Activity:
In your reply, repeat every entry exactly and skip over each picture.

(Dataset entries)

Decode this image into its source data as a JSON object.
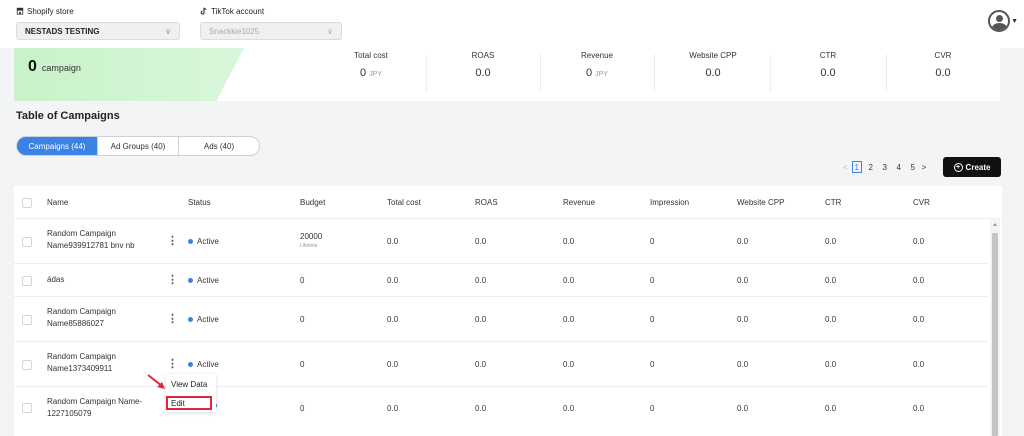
{
  "header": {
    "store_label": "Shopify store",
    "store_value": "NESTADS TESTING",
    "tiktok_label": "TikTok account",
    "tiktok_value": "Snackkie1025"
  },
  "stats": {
    "campaign_count": "0",
    "campaign_label": "campaign",
    "metrics": [
      {
        "title": "Total cost",
        "value": "0",
        "unit": "JPY"
      },
      {
        "title": "ROAS",
        "value": "0.0",
        "unit": ""
      },
      {
        "title": "Revenue",
        "value": "0",
        "unit": "JPY"
      },
      {
        "title": "Website CPP",
        "value": "0.0",
        "unit": ""
      },
      {
        "title": "CTR",
        "value": "0.0",
        "unit": ""
      },
      {
        "title": "CVR",
        "value": "0.0",
        "unit": ""
      }
    ]
  },
  "section_title": "Table of Campaigns",
  "tabs": [
    {
      "label": "Campaigns (44)",
      "active": true
    },
    {
      "label": "Ad Groups (40)",
      "active": false
    },
    {
      "label": "Ads (40)",
      "active": false
    }
  ],
  "pagination": {
    "prev": "<",
    "pages": [
      "1",
      "2",
      "3",
      "4",
      "5"
    ],
    "current": "1",
    "next": ">"
  },
  "create_label": "Create",
  "table": {
    "columns": [
      "Name",
      "Status",
      "Budget",
      "Total cost",
      "ROAS",
      "Revenue",
      "Impression",
      "Website CPP",
      "CTR",
      "CVR"
    ],
    "rows": [
      {
        "name_line1": "Random Campaign",
        "name_line2": "Name939912781 bnv nb",
        "status": "Active",
        "budget": "20000",
        "budget_sub": "Lifetime",
        "total_cost": "0.0",
        "roas": "0.0",
        "revenue": "0.0",
        "impression": "0",
        "website_cpp": "0.0",
        "ctr": "0.0",
        "cvr": "0.0"
      },
      {
        "name_line1": "ádas",
        "name_line2": "",
        "status": "Active",
        "budget": "0",
        "budget_sub": "",
        "total_cost": "0.0",
        "roas": "0.0",
        "revenue": "0.0",
        "impression": "0",
        "website_cpp": "0.0",
        "ctr": "0.0",
        "cvr": "0.0"
      },
      {
        "name_line1": "Random Campaign",
        "name_line2": "Name85886027",
        "status": "Active",
        "budget": "0",
        "budget_sub": "",
        "total_cost": "0.0",
        "roas": "0.0",
        "revenue": "0.0",
        "impression": "0",
        "website_cpp": "0.0",
        "ctr": "0.0",
        "cvr": "0.0"
      },
      {
        "name_line1": "Random Campaign",
        "name_line2": "Name1373409911",
        "status": "Active",
        "budget": "0",
        "budget_sub": "",
        "total_cost": "0.0",
        "roas": "0.0",
        "revenue": "0.0",
        "impression": "0",
        "website_cpp": "0.0",
        "ctr": "0.0",
        "cvr": "0.0"
      },
      {
        "name_line1": "Random Campaign Name-",
        "name_line2": "1227105079",
        "status": "",
        "budget": "0",
        "budget_sub": "",
        "total_cost": "0.0",
        "roas": "0.0",
        "revenue": "0.0",
        "impression": "0",
        "website_cpp": "0.0",
        "ctr": "0.0",
        "cvr": "0.0"
      }
    ]
  },
  "context_menu": {
    "view_data": "View Data",
    "edit": "Edit"
  },
  "colors": {
    "accent": "#3b82e6",
    "highlight": "#e0283c",
    "green_panel": "#c8f2c9"
  }
}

Response area:
Decode this image into its source data as a JSON object.
{
  "header": {
    "store_label": "Shopify store",
    "store_value": "NESTADS TESTING",
    "tiktok_label": "TikTok account",
    "tiktok_value": "Snackkie1025"
  },
  "stats": {
    "campaign_count": "0",
    "campaign_label": "campaign",
    "metrics": [
      {
        "title": "Total cost",
        "value": "0",
        "unit": "JPY"
      },
      {
        "title": "ROAS",
        "value": "0.0",
        "unit": ""
      },
      {
        "title": "Revenue",
        "value": "0",
        "unit": "JPY"
      },
      {
        "title": "Website CPP",
        "value": "0.0",
        "unit": ""
      },
      {
        "title": "CTR",
        "value": "0.0",
        "unit": ""
      },
      {
        "title": "CVR",
        "value": "0.0",
        "unit": ""
      }
    ]
  },
  "section_title": "Table of Campaigns",
  "tabs": [
    {
      "label": "Campaigns (44)",
      "active": true
    },
    {
      "label": "Ad Groups (40)",
      "active": false
    },
    {
      "label": "Ads (40)",
      "active": false
    }
  ],
  "pagination": {
    "prev": "<",
    "pages": [
      "1",
      "2",
      "3",
      "4",
      "5"
    ],
    "current": "1",
    "next": ">"
  },
  "create_label": "Create",
  "table": {
    "columns": [
      "Name",
      "Status",
      "Budget",
      "Total cost",
      "ROAS",
      "Revenue",
      "Impression",
      "Website CPP",
      "CTR",
      "CVR"
    ],
    "rows": [
      {
        "name_line1": "Random Campaign",
        "name_line2": "Name939912781 bnv nb",
        "status": "Active",
        "budget": "20000",
        "budget_sub": "Lifetime",
        "total_cost": "0.0",
        "roas": "0.0",
        "revenue": "0.0",
        "impression": "0",
        "website_cpp": "0.0",
        "ctr": "0.0",
        "cvr": "0.0"
      },
      {
        "name_line1": "ádas",
        "name_line2": "",
        "status": "Active",
        "budget": "0",
        "budget_sub": "",
        "total_cost": "0.0",
        "roas": "0.0",
        "revenue": "0.0",
        "impression": "0",
        "website_cpp": "0.0",
        "ctr": "0.0",
        "cvr": "0.0"
      },
      {
        "name_line1": "Random Campaign",
        "name_line2": "Name85886027",
        "status": "Active",
        "budget": "0",
        "budget_sub": "",
        "total_cost": "0.0",
        "roas": "0.0",
        "revenue": "0.0",
        "impression": "0",
        "website_cpp": "0.0",
        "ctr": "0.0",
        "cvr": "0.0"
      },
      {
        "name_line1": "Random Campaign",
        "name_line2": "Name1373409911",
        "status": "Active",
        "budget": "0",
        "budget_sub": "",
        "total_cost": "0.0",
        "roas": "0.0",
        "revenue": "0.0",
        "impression": "0",
        "website_cpp": "0.0",
        "ctr": "0.0",
        "cvr": "0.0"
      },
      {
        "name_line1": "Random Campaign Name-",
        "name_line2": "1227105079",
        "status": "",
        "budget": "0",
        "budget_sub": "",
        "total_cost": "0.0",
        "roas": "0.0",
        "revenue": "0.0",
        "impression": "0",
        "website_cpp": "0.0",
        "ctr": "0.0",
        "cvr": "0.0"
      }
    ]
  },
  "context_menu": {
    "view_data": "View Data",
    "edit": "Edit"
  },
  "colors": {
    "accent": "#3b82e6",
    "highlight": "#e0283c",
    "green_panel": "#c8f2c9"
  }
}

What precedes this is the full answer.